Prepositions At The End Of Clauses
Prepositions at the end of clauses
A preposition often connects two things – a noun, adjective or verb that comes before it and a noun phrase or pronoun (prepositional object) that comes after it.
- He was really angry with me.
- She was looking at him.
- They live in a small village.
In some structures we may put the prepositional object at or near the beginning of a clause. This happens especially in four cases:
wh-questions: What are you looking at?
relative clauses: This is the book that I told you about.
passives: I hate being shouted at.
infinitive structures: It is a boring place to live in.
When a question word is the object of a preposition, the preposition most often comes at the end of the clause.
- Who is this present for? (For whom is this present? is extremely formal.)
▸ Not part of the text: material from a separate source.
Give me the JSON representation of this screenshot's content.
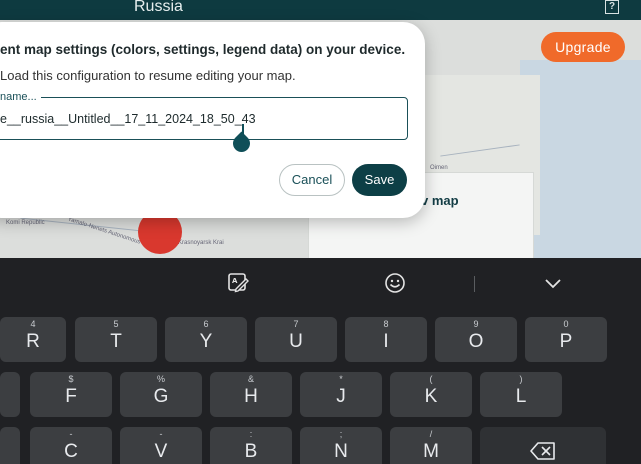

- What are you looking at? (Less formal than At what are you looking?)
- Who did you go with? (Less formal than With whom did you go?)
- Where did you buy it from?
When a relative pronoun is the object of a preposition, the preposition often goes at the end of a clause.
- This is the store that I told you about. (Less formal than … about which I told you.)
- She is the only woman (who) I have ever really been in love with. (Less formal than … with whom I have ever really been in love.)
In passive structures, prepositions go with their verbs.
- She was operated on last night.
- I hate being shouted at.
Infinitive complements can have prepositions with them.
- She needs other children to play with.
- We need a place to live in.